(Exercise):
Gather up every line from the entries below that uses the word "your".

Items listed in a dataset
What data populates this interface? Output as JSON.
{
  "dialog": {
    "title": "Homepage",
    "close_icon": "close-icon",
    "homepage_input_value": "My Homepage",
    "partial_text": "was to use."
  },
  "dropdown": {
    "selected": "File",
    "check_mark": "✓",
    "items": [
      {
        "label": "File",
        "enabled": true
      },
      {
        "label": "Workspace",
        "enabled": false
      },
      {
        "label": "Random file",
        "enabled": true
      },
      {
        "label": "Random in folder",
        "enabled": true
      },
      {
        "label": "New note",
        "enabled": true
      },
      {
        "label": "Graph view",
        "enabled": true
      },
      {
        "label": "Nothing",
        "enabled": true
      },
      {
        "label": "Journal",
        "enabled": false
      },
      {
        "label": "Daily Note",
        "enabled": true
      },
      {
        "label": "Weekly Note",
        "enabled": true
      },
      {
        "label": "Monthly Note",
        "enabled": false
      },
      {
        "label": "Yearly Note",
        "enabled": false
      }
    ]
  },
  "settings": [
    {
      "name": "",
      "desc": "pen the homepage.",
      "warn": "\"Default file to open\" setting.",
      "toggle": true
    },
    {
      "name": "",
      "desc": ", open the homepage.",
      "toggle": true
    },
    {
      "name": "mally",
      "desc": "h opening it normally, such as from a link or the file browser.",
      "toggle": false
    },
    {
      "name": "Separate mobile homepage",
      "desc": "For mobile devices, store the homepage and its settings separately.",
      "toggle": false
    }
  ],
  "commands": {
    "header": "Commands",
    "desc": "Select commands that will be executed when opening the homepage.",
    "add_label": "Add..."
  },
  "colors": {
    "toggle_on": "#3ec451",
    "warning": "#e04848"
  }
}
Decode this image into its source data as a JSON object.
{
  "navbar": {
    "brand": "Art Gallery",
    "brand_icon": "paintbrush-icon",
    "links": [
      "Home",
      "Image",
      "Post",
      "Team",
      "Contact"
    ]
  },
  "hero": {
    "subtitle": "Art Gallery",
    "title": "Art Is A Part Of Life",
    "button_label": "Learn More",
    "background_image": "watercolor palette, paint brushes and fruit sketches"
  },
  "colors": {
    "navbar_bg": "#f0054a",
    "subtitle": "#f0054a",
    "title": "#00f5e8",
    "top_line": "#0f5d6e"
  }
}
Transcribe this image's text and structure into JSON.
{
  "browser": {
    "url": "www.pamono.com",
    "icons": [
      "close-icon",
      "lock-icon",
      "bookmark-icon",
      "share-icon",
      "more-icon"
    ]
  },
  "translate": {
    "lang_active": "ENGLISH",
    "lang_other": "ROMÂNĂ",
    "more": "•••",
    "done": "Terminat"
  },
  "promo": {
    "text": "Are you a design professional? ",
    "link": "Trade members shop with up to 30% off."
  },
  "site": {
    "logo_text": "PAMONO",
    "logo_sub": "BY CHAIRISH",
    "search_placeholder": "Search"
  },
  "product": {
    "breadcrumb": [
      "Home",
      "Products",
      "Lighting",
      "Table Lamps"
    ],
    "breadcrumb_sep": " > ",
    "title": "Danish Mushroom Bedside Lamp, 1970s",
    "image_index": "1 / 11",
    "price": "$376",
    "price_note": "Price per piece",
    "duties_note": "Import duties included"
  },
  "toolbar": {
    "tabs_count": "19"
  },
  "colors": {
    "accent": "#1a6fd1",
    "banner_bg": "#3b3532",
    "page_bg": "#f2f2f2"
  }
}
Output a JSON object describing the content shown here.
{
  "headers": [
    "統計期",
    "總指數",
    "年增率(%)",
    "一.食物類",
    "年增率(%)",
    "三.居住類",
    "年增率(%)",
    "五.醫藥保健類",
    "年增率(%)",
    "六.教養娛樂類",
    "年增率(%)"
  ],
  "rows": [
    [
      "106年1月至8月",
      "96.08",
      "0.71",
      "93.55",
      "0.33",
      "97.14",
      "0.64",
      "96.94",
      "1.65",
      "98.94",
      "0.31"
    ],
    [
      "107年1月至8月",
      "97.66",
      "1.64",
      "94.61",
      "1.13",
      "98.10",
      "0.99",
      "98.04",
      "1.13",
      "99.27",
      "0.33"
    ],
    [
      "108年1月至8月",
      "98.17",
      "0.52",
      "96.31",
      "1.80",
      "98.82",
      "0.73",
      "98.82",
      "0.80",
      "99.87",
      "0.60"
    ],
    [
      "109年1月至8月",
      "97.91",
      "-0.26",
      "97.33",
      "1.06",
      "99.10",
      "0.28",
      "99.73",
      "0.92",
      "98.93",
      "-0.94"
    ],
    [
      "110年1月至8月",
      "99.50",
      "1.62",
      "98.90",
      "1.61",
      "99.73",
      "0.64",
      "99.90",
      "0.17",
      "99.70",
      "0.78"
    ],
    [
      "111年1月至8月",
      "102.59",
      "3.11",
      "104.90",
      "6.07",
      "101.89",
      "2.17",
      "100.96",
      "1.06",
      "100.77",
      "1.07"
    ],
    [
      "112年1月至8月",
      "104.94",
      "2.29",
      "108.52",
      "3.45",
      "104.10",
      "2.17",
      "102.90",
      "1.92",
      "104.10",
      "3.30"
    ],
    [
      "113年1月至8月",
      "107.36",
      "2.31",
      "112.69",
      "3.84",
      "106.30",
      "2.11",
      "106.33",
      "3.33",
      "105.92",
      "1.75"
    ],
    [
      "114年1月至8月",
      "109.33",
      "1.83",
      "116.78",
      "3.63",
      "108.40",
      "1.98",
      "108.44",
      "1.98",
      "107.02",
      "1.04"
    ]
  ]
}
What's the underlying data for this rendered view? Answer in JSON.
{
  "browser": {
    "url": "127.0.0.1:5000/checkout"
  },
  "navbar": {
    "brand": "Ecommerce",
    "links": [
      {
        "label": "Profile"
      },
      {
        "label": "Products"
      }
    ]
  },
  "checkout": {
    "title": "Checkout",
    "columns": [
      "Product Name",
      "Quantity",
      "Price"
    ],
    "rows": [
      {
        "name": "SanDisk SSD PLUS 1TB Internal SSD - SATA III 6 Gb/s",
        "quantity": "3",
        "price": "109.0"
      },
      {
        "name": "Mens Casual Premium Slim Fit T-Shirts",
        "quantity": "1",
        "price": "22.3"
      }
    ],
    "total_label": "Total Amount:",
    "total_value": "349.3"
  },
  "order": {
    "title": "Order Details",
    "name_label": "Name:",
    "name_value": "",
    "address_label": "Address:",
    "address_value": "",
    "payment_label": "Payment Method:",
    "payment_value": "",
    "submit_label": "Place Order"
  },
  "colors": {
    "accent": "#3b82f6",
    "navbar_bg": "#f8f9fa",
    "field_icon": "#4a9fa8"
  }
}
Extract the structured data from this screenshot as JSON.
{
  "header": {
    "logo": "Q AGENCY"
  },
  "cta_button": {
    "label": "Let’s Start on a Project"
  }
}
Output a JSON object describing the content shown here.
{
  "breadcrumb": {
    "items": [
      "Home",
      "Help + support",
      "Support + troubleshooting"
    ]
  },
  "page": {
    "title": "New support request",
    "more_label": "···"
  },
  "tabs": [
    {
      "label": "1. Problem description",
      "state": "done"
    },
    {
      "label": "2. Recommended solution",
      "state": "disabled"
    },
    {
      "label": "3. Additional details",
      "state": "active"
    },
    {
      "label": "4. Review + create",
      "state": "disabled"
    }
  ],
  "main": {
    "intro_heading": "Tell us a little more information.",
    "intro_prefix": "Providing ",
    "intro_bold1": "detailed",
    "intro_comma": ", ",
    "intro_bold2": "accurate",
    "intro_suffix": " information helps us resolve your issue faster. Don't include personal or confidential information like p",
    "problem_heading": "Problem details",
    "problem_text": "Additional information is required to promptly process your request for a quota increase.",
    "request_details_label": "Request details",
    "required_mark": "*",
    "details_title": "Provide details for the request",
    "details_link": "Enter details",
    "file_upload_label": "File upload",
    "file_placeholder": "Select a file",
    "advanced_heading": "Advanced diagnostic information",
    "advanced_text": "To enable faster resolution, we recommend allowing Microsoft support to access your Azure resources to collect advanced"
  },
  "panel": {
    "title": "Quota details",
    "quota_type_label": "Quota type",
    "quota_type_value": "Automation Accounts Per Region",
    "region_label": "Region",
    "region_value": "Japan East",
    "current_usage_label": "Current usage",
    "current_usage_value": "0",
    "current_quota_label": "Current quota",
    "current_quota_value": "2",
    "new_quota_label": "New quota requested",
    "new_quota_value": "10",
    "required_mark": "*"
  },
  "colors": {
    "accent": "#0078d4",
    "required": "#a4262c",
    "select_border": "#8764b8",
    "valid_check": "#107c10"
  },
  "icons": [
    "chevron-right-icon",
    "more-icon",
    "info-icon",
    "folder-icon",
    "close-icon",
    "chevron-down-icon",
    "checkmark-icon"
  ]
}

(Answer section):
    "intro_suffix": " information helps us resolve your issue faster. Don't include personal or confidential information like p",
    "problem_text": "Additional information is required to promptly process your request for a quota increase.",
    "advanced_text": "To enable faster resolution, we recommend allowing Microsoft support to access your Azure resources to collect advanced"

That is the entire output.